The crisis in the Central African Republic (CAR) is devastating the economy and people's ability to secure basic necessities, says a new joint United Nations assessment, which warns that as the violence continues and the rains set in, providing the type of broad action needed to halt the country's downward spiral is becoming more difficult and expensive "with every passing day."
The UN Food and Agriculture Organization (FAO) and the World Food Programme (WFP) warn that the country needs a "long and expensive" humanitarian operation over at least the next 18 months to stem the growing toll, and pave the way to rebuild livelihoods.
The two UN agencies issued the report as they took action to help displaced and other conflict-affected families gain immediate access to food and cash, while also preparing for a crucial planting season, which will help families produce food and income for the long term.
The joint assessment states that widespread conflict since December 2012 has caused the destruction of livelihoods as well as the loss of food and cash crops, livestock and crucial productive assets across the country.
As a result, about 1.6 million people directly affected by the crisis are in need of urgent food, more than double the level estimated just over a year ago, in February 2013. Also, as of late March, over 600,000 individuals were displaced due to conflict.
Since early 2013, the people of the CAR have been facing serious challenges in accessing food due to reduced supplies, trade disruption, and loss of purchasing power. Unemployment is rampant in all sectors, both formal and informal, and civil servants have not been paid for several months.

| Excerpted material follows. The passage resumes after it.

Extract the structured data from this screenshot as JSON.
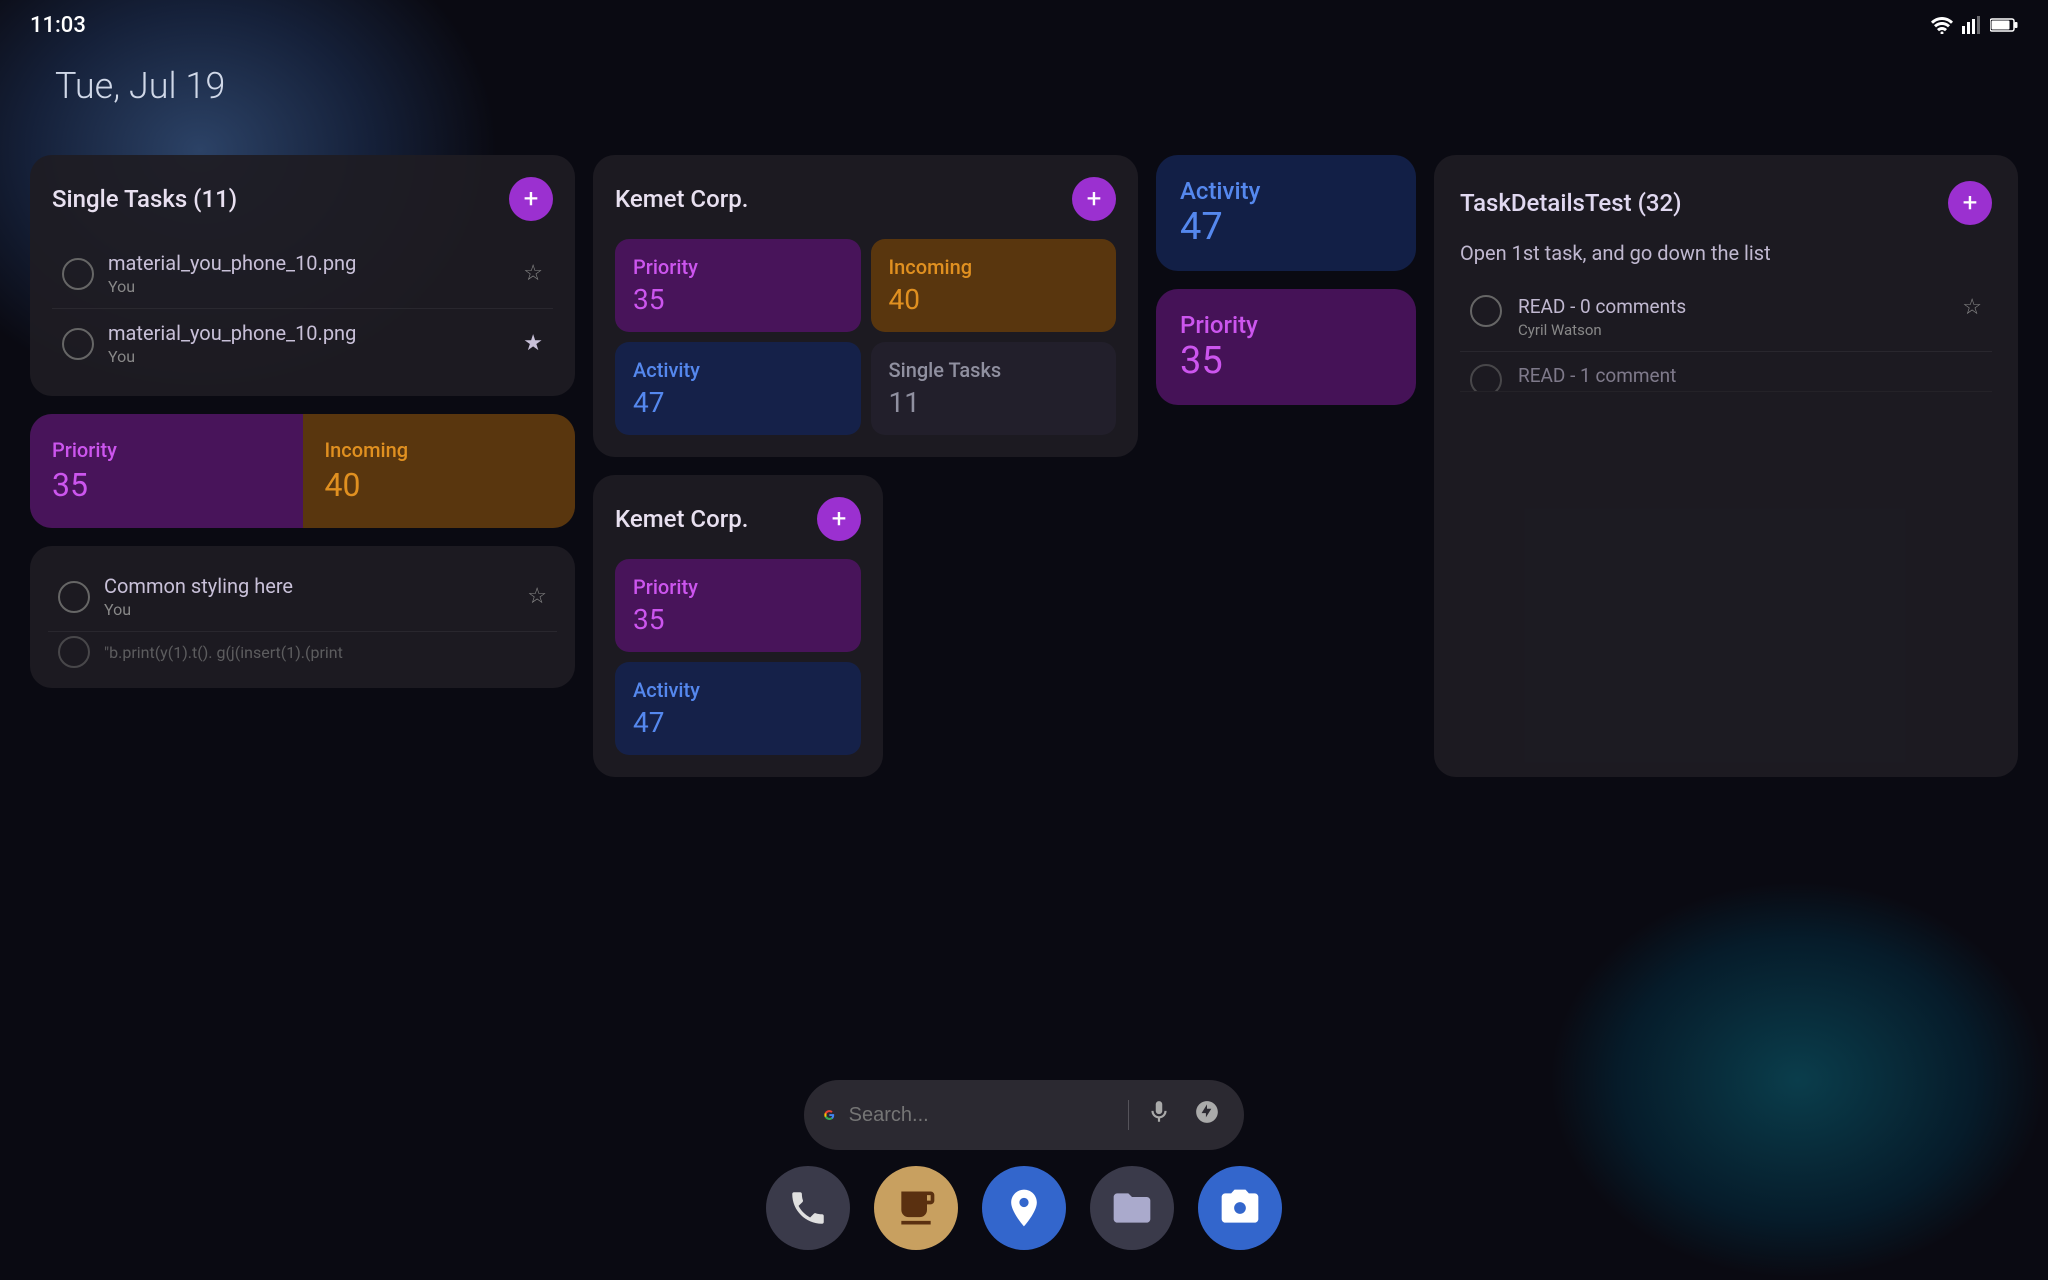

Describing the CAR as in the grips of an "acute and complex emergency," the agencies say that there has been a drastic loss of dietary diversity, and a sharply reduced intake of animal proteins, which raises serious concerns for family nutrition and health, especially among children.
"The level of destitution among many of the families I have seen recently in the Central African Republic is shocking and yet, there is still hope to improve people's immediate and long-term prospects, if we can act on a broad enough scale to restore livelihoods and food security," said Dominique Burgeon, the Director of FAO's Emergency and Rehabilitation Division.
"First and foremost, we need to see violence stop. At the same time, we need to help save lives and rebuild livelihoods," said Arif Husain, Chief Economist at WFP. "Every passing day only makes emergency assistance more difficult and more expensive and leads to the loss of more innocent lives."
The vital agricultural sector contracted by nearly 37 percent in 2013 and business people who managed most of the trade and transport activities have left. This, coupled with a shortage of adequate vehicles, is severely affecting internal commerce, the availability of food and the import-export market.
The report states that prospects for the 2014 cropping season, beginning from March/April, are grim given the level of insecurity and lack of agricultural inputs. Agriculture, the backbone of the economy providing some 57 per cent of gross domestic product (GDP), was the hardest-hit of all sectors.
The rainy season from this month poses a severe challenge to the already inadequate road network, threatening to make many places inaccessible by road and hindering pre-positioning of food stocks and agricultural inputs.
Recommending that cash transfer programmes be considered in urban areas with relatively more secure food supply chains, the report states that such transfers could help revitalize community saving and loans to restart local economies. They could also be combined with in-kind food assistance.
The report also stresses that food assistance must include locally-preferred and available foods, such as cassava, rice and maize. Local purchase for delivery in the same area would also relieve pressure on logistics and strengthen liquidity, it adds.